Oklahoma-based Cherokee Nation Chief Chuck Hoskin Jr. believes it’s time for corporations and sports teams to stop using Native American names. And that includes Jeep’s Cherokee and Grand Cherokee models.
In a statement reported by Car & Driver magazine, Hoskin said “I’m sure this comes from a place that is well-intended, but it does not honor us by having our name plastered on the side of a car.”
Amsterdam-based Stellantis, Jeep’s parent company, issued a statement saying that the vehicle model’s name was carefully chosen “and nurtured over the years to honor and celebrate Native American people for their nobility, prowess and pride.” Spokeswoman Kristin Starnes hasn’t said whether the company was considering renaming the popular SUVs.
It’s the latest example in a series of controversies regarding the use of Native American likeness with corporations and, in particular, sports teams.
The NFL’s team from Washington replaced its “Redskins” nickname and logo entering the 2020 season. The franchise is known as “Washington Football Team” for now. Baseball’s Cleveland Indians have also announced plans to change their name and logo.
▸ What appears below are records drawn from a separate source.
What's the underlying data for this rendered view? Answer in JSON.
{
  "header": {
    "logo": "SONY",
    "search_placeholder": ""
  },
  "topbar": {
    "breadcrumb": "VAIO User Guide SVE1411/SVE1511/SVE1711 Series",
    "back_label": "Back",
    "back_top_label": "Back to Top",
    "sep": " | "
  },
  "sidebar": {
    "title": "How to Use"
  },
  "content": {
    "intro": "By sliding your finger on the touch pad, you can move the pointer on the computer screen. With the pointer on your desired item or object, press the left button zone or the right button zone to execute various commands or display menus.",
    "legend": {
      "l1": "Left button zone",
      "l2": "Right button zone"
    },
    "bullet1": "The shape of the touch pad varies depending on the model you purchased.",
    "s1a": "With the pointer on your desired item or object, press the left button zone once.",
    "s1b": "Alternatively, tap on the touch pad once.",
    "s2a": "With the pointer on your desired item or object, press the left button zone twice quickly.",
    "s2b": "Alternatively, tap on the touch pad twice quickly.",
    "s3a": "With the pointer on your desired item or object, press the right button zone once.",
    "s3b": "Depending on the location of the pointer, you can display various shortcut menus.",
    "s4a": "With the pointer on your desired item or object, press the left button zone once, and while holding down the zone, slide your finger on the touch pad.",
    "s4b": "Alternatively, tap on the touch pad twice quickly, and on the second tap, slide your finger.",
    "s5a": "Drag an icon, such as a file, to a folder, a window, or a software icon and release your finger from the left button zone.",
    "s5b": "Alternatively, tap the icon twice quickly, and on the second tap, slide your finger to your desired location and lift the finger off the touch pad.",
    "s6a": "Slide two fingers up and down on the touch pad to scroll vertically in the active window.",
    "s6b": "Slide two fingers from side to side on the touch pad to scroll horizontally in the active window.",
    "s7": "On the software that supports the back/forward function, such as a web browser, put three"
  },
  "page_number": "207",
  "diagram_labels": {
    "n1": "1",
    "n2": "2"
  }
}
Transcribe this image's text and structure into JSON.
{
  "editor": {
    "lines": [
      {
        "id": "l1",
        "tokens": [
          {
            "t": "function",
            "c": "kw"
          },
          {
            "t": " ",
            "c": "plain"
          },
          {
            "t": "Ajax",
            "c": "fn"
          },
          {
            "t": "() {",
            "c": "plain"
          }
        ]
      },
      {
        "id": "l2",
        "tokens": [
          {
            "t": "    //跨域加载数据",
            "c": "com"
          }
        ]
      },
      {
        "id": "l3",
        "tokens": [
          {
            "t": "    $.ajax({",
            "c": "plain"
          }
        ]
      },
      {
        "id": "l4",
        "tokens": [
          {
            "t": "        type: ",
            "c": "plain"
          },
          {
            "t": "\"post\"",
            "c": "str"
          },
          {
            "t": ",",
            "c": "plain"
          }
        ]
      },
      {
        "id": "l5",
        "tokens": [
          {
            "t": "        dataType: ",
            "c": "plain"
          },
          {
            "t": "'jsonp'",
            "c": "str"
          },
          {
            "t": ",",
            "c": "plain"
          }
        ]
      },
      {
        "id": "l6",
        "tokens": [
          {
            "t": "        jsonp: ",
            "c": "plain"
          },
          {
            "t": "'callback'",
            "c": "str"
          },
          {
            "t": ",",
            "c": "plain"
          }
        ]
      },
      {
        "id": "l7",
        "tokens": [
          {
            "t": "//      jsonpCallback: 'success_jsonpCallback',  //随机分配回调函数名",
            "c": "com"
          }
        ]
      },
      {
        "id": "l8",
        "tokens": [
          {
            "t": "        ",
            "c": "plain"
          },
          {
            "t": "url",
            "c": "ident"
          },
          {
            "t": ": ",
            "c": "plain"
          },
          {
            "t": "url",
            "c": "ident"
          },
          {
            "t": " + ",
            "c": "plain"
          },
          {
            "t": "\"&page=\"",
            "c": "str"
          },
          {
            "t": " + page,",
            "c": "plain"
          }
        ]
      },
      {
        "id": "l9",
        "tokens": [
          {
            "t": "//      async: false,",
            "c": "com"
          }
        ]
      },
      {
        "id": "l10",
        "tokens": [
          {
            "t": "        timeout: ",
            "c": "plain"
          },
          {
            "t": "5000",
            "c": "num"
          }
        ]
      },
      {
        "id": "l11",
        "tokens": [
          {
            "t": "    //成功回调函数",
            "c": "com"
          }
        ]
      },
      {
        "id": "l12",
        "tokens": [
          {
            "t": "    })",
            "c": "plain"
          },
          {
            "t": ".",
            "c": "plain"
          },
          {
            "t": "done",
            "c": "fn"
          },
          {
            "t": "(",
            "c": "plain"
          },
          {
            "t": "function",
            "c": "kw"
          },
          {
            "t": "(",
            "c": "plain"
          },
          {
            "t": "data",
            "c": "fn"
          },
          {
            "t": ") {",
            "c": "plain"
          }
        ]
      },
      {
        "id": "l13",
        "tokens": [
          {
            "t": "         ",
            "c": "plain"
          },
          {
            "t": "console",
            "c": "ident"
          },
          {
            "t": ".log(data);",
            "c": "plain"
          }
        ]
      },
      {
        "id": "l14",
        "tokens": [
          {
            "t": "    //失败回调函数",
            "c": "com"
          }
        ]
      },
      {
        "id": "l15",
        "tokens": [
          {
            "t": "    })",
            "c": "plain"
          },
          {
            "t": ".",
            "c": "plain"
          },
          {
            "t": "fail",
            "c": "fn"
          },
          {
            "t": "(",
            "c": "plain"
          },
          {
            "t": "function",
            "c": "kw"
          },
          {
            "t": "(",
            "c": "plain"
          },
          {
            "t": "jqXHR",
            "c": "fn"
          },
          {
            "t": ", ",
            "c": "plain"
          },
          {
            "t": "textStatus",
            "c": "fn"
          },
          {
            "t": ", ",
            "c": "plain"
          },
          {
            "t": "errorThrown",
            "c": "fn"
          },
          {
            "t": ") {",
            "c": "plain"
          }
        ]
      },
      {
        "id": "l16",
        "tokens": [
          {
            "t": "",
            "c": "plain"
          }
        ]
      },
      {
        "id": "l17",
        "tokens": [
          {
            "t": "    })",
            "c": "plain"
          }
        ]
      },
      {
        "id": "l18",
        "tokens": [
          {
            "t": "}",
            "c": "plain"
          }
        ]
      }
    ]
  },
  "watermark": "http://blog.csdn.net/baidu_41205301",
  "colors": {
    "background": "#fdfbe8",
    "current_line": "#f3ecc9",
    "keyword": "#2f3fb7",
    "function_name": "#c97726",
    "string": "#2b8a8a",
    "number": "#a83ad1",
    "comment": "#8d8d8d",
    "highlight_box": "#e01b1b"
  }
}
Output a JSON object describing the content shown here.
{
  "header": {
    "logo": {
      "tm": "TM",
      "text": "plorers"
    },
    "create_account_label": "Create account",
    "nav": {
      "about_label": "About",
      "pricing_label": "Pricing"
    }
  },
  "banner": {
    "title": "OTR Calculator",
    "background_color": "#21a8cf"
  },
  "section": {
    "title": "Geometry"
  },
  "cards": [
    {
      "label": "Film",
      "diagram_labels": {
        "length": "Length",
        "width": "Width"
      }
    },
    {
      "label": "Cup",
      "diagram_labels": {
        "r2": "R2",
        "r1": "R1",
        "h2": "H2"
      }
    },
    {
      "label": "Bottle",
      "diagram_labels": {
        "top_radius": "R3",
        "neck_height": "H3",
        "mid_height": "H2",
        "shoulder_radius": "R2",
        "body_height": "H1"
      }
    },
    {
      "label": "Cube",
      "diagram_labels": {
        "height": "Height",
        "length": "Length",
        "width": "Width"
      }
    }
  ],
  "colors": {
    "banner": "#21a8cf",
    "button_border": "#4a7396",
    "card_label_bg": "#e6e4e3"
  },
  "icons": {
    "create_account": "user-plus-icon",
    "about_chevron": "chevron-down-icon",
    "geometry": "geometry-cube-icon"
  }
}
Hoskin suggests the best way to honor the tribe “is to learn about our sovereign government, our role in this country, our history, culture and language and have meaningful dialogue with federally recognized tribes on cultural appropriateness.”